One simple example illustrates how this might work. Medical officers of health and others are now changing their advice about wearing masks, indicating that it might be desirable to do so, when before they were even advising against or at least downplaying the value of doing so. It is possible that a public health official recommends to a grocery store operator that it might be a good idea if they ask shoppers to wear masks when they enter the store. Under Schedule 3, that recommendation is mandatory and requires the store operator to (for example) prohibit entry to people not wearing a mask. Yet it is only because a “recommendation” has been magically turned into a legal obligation that grocers must impose the requirement on shoppers and shoppers must wear a mask if they want to buy groceries in person, even though there isn’t a law requiring people to wear masks.

Advice and recommendations may be very helpful and, indeed accepted, but making them mandatory and thus failure to follow them subject to penalty steps over a line dividing law from good suggestions.

[UPDATED UPDATE] I’ve been advised by a lawyer that they found O. Reg. 119/20 on the e-Laws website unlinked to the EMCPA. I checked and found it is necessary to click on O. Reg. 82/20 there to find O. Reg. 119/20, just as it is now that it is listed (indirectly) among the regulations under the EMCPA.


  1. Morris J. Winer

    I appreciate that there is someone checking on potential abuses of the emergency regulations in failure of clarity, notification, and enforcement. I note that the Civil Liberty Union and some newspapers have sounded an alarms. Good work!

  2. I agree, Morris, the Canadian Civil Liberties Association has been on top of this, recognizing this is a time for emergency restrictions, but also recognizing the temptation of governments to go beyond the parameters of what is allowed by law.

  3. I deem any legal business which puts food on the table instead of reliance on the dole, “essential”. Instead of dividing work as essential, and non essential, why not allow anyone to work who can demonstrate safety precautions such as physical distancing. It would probably involve letting go some but not all staff or rotating staff. At least the depression of helplessness, idleness, and loneliness would be assuaged for more people. Of course some occupations could not safely be carried on such as barbering, at the present state of knowledge, but a clothing shop or clothing repair shop could be carried on in the manner of a take-out food shop.

    We have now, a devastating national debt. What is going to happen after the cure and prevention remedies? How will the debt be paid for?

  4. “What is going to happen after the cure and prevention remedies?
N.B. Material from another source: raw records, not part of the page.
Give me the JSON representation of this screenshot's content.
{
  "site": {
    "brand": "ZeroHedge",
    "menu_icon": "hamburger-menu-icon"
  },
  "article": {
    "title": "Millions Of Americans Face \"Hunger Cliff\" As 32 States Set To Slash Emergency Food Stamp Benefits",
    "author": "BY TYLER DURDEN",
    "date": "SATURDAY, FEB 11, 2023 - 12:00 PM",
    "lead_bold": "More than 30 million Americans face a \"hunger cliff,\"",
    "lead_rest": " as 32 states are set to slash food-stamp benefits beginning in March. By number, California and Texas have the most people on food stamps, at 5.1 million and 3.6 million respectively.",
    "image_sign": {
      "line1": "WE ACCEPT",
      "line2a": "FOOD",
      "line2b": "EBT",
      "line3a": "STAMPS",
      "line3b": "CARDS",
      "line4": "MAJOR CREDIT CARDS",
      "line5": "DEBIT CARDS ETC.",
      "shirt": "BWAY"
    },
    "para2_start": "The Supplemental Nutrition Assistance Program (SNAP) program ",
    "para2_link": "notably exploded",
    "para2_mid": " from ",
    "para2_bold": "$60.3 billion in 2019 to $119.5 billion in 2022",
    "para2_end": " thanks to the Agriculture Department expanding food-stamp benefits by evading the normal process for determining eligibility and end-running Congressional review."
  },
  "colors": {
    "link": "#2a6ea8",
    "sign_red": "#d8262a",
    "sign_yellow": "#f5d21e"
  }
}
How will the debt be paid for?” I’m going to speculate that similar to FDR’s New Deal, the U.S. “may” embrace U.S. Representative Alexandria Ocasio-Cortez’s advocacy of the Green New Deal. Canada and the rest of the world “may” also do the same. My hope springs eternal.